* [Task to carry out] Copy all lines below containing "Rhombus".
[[ Records for this exercise, beginning ]]
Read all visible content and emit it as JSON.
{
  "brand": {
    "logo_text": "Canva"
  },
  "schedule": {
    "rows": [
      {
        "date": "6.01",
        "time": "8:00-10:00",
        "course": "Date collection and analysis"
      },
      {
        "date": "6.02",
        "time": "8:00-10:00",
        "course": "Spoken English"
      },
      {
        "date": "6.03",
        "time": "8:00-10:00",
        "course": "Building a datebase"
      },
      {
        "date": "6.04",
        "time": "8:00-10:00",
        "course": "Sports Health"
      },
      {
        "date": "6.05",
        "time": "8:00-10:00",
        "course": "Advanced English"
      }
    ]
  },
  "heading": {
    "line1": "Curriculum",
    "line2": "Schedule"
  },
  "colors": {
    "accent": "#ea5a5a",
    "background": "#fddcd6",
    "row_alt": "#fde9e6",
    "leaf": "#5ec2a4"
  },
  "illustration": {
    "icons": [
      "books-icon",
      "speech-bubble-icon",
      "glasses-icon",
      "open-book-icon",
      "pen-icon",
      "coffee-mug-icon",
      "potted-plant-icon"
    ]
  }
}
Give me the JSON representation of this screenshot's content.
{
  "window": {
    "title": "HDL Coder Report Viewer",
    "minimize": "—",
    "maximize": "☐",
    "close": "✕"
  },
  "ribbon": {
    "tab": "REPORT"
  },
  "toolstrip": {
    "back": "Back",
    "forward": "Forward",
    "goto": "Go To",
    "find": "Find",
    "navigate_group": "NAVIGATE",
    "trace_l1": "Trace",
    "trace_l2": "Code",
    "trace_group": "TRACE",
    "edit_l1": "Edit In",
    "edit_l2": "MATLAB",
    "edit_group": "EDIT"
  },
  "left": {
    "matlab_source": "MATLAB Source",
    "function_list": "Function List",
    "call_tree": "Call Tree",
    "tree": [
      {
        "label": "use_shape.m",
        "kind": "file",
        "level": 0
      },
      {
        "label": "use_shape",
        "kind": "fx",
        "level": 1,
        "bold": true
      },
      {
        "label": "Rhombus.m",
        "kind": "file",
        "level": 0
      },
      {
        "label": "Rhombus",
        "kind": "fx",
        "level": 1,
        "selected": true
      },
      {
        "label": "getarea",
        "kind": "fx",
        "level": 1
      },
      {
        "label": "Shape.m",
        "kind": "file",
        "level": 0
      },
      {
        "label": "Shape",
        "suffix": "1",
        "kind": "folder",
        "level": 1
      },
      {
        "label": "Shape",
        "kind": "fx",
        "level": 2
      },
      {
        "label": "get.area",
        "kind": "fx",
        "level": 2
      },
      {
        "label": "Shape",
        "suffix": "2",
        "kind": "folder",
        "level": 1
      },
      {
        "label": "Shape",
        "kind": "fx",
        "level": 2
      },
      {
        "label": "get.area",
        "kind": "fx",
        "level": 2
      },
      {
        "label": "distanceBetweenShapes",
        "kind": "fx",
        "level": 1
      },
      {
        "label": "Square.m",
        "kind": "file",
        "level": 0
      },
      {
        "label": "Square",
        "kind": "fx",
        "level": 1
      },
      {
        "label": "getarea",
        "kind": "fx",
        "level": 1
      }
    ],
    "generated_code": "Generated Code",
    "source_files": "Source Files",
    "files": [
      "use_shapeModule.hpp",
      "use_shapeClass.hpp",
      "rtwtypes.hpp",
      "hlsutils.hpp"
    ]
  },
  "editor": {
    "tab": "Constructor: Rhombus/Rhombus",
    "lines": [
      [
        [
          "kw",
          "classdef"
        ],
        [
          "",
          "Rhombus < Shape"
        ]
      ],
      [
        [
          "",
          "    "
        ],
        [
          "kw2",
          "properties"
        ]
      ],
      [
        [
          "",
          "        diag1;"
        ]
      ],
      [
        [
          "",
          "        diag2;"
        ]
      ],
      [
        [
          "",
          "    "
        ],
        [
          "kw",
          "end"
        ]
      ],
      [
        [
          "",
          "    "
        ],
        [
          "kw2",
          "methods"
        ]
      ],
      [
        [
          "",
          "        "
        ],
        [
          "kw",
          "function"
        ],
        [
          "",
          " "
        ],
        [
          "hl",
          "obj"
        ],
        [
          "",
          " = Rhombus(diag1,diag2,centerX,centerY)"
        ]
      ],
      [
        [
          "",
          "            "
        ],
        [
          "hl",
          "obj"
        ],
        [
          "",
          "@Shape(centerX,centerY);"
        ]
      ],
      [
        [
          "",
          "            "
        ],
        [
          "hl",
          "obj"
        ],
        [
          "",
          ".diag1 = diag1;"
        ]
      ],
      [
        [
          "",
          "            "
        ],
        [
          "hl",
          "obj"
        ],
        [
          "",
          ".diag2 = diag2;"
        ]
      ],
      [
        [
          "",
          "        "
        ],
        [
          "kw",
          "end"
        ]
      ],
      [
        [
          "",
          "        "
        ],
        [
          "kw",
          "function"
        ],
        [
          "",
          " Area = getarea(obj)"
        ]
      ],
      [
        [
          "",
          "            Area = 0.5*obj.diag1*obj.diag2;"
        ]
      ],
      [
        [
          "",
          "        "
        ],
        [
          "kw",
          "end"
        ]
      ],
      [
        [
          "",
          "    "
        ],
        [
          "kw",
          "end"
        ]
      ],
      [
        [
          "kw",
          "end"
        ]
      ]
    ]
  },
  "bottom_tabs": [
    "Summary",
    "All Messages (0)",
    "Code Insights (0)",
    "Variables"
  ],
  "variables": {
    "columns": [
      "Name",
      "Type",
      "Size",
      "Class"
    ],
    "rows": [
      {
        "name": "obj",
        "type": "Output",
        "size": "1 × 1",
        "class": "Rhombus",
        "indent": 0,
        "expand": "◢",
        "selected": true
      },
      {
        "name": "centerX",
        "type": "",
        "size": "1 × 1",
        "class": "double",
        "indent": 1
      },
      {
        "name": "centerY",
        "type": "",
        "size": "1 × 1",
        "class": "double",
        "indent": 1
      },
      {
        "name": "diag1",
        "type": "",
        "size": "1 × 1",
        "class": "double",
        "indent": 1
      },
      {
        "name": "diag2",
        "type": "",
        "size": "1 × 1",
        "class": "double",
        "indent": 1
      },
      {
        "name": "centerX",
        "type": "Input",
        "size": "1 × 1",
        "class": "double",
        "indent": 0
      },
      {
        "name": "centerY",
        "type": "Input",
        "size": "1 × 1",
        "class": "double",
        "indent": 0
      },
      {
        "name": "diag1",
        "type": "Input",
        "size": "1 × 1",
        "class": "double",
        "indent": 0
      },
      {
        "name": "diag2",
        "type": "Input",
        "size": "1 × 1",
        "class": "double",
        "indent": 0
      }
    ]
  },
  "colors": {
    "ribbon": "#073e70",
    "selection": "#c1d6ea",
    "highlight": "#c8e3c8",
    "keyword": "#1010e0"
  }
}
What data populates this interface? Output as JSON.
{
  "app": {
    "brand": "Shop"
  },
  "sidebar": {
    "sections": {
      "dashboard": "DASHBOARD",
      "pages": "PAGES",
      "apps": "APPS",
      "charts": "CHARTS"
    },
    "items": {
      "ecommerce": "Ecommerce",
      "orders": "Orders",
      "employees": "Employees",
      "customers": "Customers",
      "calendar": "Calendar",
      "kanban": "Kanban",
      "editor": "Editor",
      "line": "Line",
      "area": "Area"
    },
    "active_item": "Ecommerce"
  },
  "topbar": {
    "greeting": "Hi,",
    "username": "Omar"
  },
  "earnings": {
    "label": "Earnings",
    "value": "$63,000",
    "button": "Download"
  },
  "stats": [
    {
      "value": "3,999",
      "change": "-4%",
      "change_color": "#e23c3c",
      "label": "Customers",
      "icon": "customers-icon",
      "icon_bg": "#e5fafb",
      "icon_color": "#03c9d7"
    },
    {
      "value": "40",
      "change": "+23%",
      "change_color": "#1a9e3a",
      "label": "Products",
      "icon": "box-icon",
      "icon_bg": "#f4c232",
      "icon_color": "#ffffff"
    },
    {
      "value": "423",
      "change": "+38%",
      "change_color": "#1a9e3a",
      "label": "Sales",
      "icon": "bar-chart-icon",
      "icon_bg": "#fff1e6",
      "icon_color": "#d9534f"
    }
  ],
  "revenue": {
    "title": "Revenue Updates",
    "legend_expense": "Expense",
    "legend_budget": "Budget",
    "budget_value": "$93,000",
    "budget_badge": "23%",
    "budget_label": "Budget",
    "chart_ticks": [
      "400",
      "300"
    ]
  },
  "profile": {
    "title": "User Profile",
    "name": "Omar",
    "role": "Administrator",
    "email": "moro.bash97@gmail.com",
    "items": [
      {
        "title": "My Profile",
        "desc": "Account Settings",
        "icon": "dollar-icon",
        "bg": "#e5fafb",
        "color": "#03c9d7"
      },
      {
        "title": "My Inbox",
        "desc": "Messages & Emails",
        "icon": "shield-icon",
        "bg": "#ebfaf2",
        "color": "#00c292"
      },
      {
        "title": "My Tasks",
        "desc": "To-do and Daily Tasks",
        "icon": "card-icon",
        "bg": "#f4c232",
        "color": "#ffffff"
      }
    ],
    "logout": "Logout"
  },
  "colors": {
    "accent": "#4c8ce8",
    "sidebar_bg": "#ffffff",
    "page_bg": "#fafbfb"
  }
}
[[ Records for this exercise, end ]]
* [Expected answer]
        "label": "Rhombus.m",
        "label": "Rhombus",
    "tab": "Constructor: Rhombus/Rhombus",
          "Rhombus < Shape"
          " = Rhombus(diag1,diag2,centerX,centerY)"
        "class": "Rhombus",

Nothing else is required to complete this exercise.